» Dataset excerpts:

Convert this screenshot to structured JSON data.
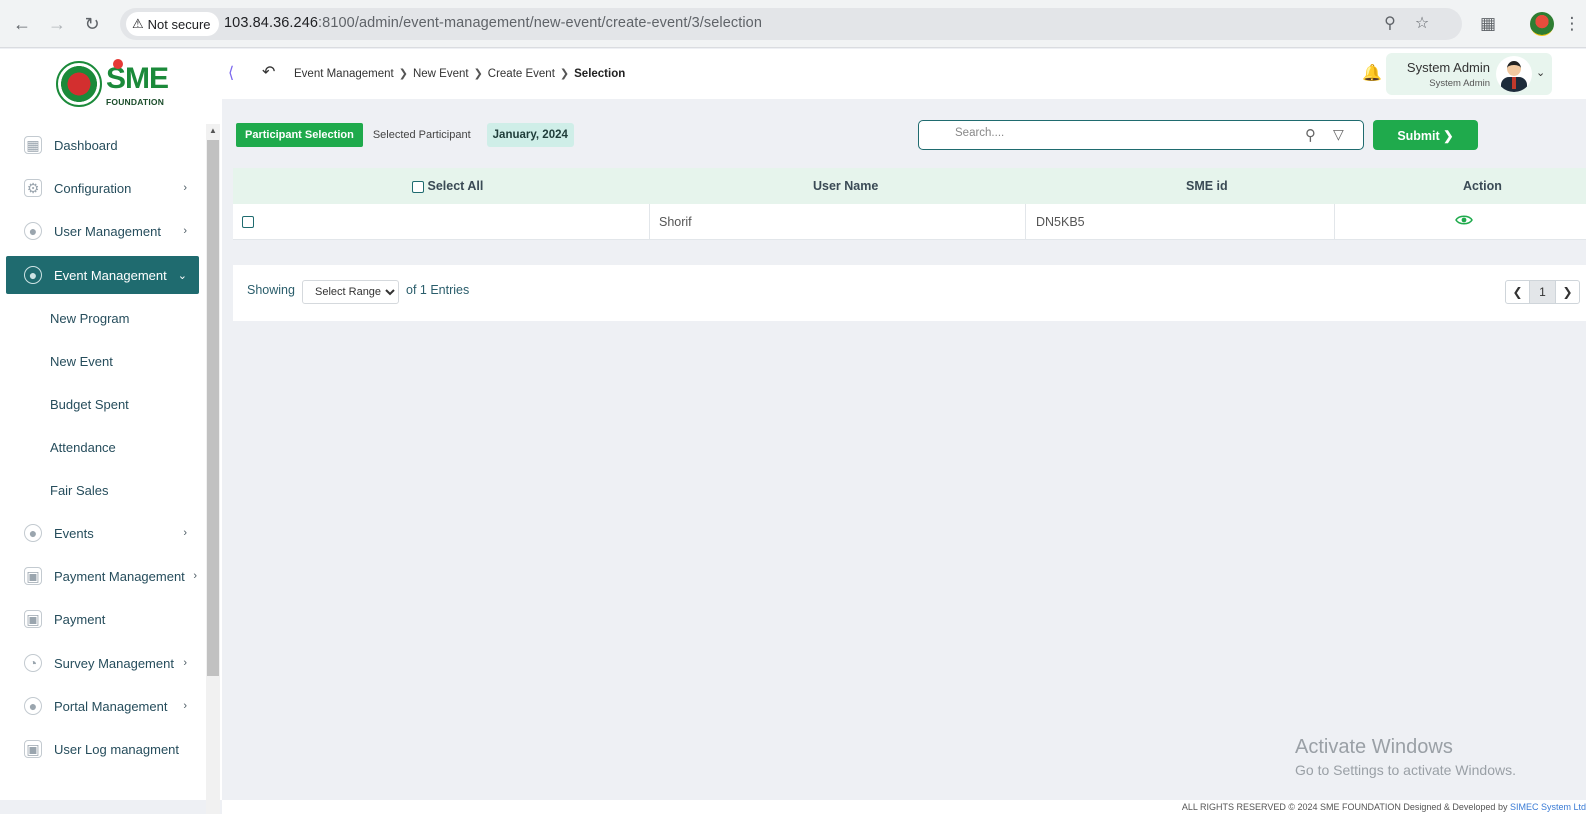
{
  "browser": {
    "security_label": "Not secure",
    "url_host": "103.84.36.246",
    "url_rest": ":8100/admin/event-management/new-event/create-event/3/selection"
  },
  "logo": {
    "brand": "SME",
    "sub": "FOUNDATION"
  },
  "sidebar": {
    "items": [
      {
        "label": "Dashboard",
        "icon": "grid-icon",
        "has_chevron": false
      },
      {
        "label": "Configuration",
        "icon": "settings-icon",
        "has_chevron": true
      },
      {
        "label": "User Management",
        "icon": "shield-user-icon",
        "has_chevron": true
      },
      {
        "label": "Event Management",
        "icon": "lock-icon",
        "has_chevron": true,
        "active": true
      },
      {
        "label": "Events",
        "icon": "lock-icon",
        "has_chevron": true
      },
      {
        "label": "Payment Management",
        "icon": "money-icon",
        "has_chevron": true
      },
      {
        "label": "Payment",
        "icon": "money-icon",
        "has_chevron": false
      },
      {
        "label": "Survey Management",
        "icon": "pie-chart-icon",
        "has_chevron": true
      },
      {
        "label": "Portal Management",
        "icon": "lock-icon",
        "has_chevron": true
      },
      {
        "label": "User Log managment",
        "icon": "money-icon",
        "has_chevron": false
      }
    ],
    "subitems": [
      "New Program",
      "New Event",
      "Budget Spent",
      "Attendance",
      "Fair Sales"
    ]
  },
  "header": {
    "breadcrumbs": [
      "Event Management",
      "New Event",
      "Create Event",
      "Selection"
    ],
    "user_name": "System Admin",
    "user_role": "System Admin"
  },
  "content": {
    "tab_active": "Participant Selection",
    "tab_other": "Selected Participant",
    "date_chip": "January, 2024",
    "search_placeholder": "Search....",
    "submit_label": "Submit",
    "columns": [
      "Select All",
      "User Name",
      "SME id",
      "Action"
    ],
    "rows": [
      {
        "user_name": "Shorif",
        "sme_id": "DN5KB5"
      }
    ],
    "pager": {
      "showing": "Showing",
      "range_placeholder": "Select Range",
      "entries": "of 1 Entries",
      "current_page": "1"
    }
  },
  "watermark": {
    "line1": "Activate Windows",
    "line2": "Go to Settings to activate Windows."
  },
  "footer": {
    "text": "ALL RIGHTS RESERVED © 2024 SME FOUNDATION   Designed & Developed by",
    "brand": "SIMEC System Ltd"
  },
  "colors": {
    "primary_green": "#1faa4c",
    "teal": "#1f6b6f",
    "header_bg": "#e6f4ec"
  }
}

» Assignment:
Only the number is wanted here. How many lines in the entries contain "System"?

» Answer to this problem:
3